By MAR ROMAN
The Associated Press
Monday, February 19, 2007; 3:36 PM
MADRID, Spain -- Three men charged with placing backpack bombs on rush-hour commuter trains in Madrid denied Monday having any role in the 2004 terror attacks, contradicting witness accounts placing them there.
The three are among 29 defendants on trial for the attacks that killed 191 people and wounded more than 1,800. The trial, in its third day Monday, was expected to last at least five months.
One of the alleged bombers insisted his mother could corroborate his claim that he was asleep in bed when the bombs went off on March 11, 2004.
Another defendant said he was at a restaurant miles away when the trains blew up.
A third also denied taking part in the bombings. But he acknowledged having been friends with a Tunisian accused in the attacks, and with other alleged ringleaders who committed suicide three weeks after the bombings to avoid arrest.
Jamal Zougam _ a Moroccan who ran the shop that sold most of the cell phone cards used to set off the bombs _ gave the day's first testimony, saying he had been implicated as punishment for having refused to be a police informant.
Zougam, 33, said he was approached twice by Spanish police seeking help getting information about Islamic radicals, but he refused.
He told the three-judge panel that, following his detention two days after the bombings, an officer had visited his jail cell.
"He told me: 'If you had collaborated with us, this wouldn't have happened to you,'" Zougam said, testifying in the trial for a second day.
Zougam condemned the attacks, and denied he was a member of al-Qaida or any other radical Islamic group. "I live in Spain: This is like my country. Here, I live, I work, I eat," he said.
Zougam said his mother told the magistrate leading the investigation that he had been at home asleep when the bombs went off.
Another alleged bomber, Syrian Basel Ghalyoun, acknowledged that he was a friend of Serhan Ben Abdelmajid Fakhet and other ringleaders who blew themselves up as police moved to arrest them in the Madrid suburb of Leganes three weeks after the attacks, but denied having anything to do with the bombings.
Ghalyoun, however, said he knew Fakhet was a radical.
"Serhan considered the United States an enemy of the Muslim people," Ghalyoun said.
Moroccan Abdelmajid Bouchar, also placed by witnesses aboard one of the doomed trains, denied knowing any of the alleged cell members or having anything to do with the attacks.
Bouchar denied investigators' claim that he had been with seven alleged ringleaders in the Leganes apartment before they committed suicide. He is said to have gone down to the street to empty the garbage, seen the police coming, screamed out to warn his colleagues and then taken off running _ so fast police later nicknamed him "the deer."
When asked by the prosecutor how he could explain the fact that traces of his DNA had been found on a date pit in the apartment, as well as his passport and other personal documents, he said: "I wasn't at that house and I don't know how these things got there."

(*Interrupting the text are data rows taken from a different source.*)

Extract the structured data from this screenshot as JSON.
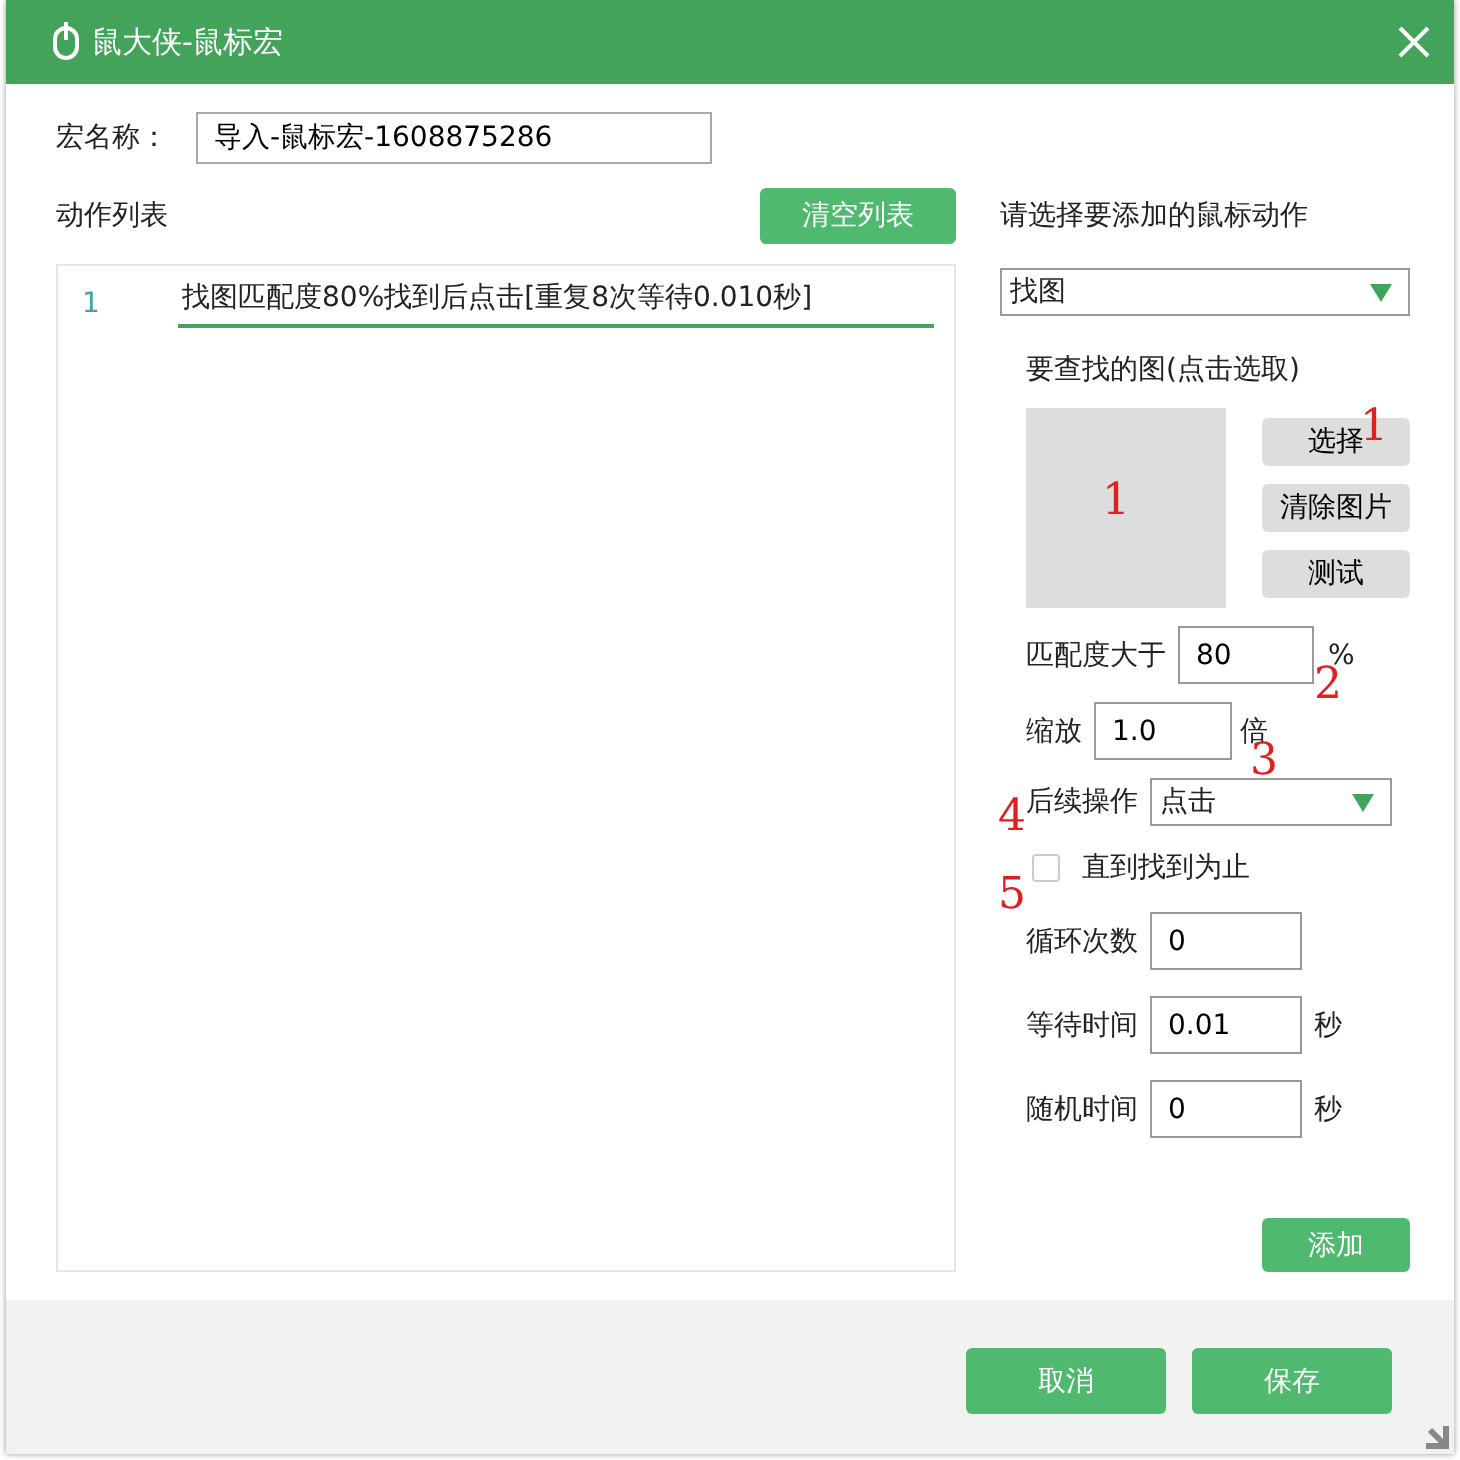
{
  "window": {
    "title": "鼠大侠-鼠标宏"
  },
  "macro_name": {
    "label": "宏名称：",
    "value": "导入-鼠标宏-1608875286"
  },
  "action_list": {
    "title": "动作列表",
    "clear_button": "清空列表",
    "rows": [
      {
        "number": "1",
        "text": "找图匹配度80%找到后点击[重复8次等待0.010秒]",
        "selected": true
      }
    ]
  },
  "add_panel": {
    "title": "请选择要添加的鼠标动作",
    "action_select": "找图",
    "image_label": "要查找的图(点击选取)",
    "image_buttons": [
      "选择",
      "清除图片",
      "测试"
    ],
    "match": {
      "label": "匹配度大于",
      "value": "80",
      "unit": "%"
    },
    "scale": {
      "label": "缩放",
      "value": "1.0",
      "unit": "倍"
    },
    "follow_up": {
      "label": "后续操作",
      "value": "点击"
    },
    "until_found": {
      "label": "直到找到为止",
      "checked": false
    },
    "fields": [
      {
        "label": "循环次数",
        "value": "0"
      },
      {
        "label": "等待时间",
        "value": "0.01",
        "unit": "秒"
      },
      {
        "label": "随机时间",
        "value": "0",
        "unit": "秒"
      }
    ],
    "add_button": "添加"
  },
  "buttons": [
    "取消",
    "保存"
  ],
  "annotations": [
    {
      "text": "1"
    },
    {
      "text": "1"
    },
    {
      "text": "2"
    },
    {
      "text": "3"
    },
    {
      "text": "4"
    },
    {
      "text": "5"
    }
  ]
}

All three of the defendants face sentences of up to 38,656 years _ 30 years for each of the 191 killings and 18 years apiece for 1,820 attempted murders _ though under Spanish law, the maximum time anyone can spend behind bars is 40 years.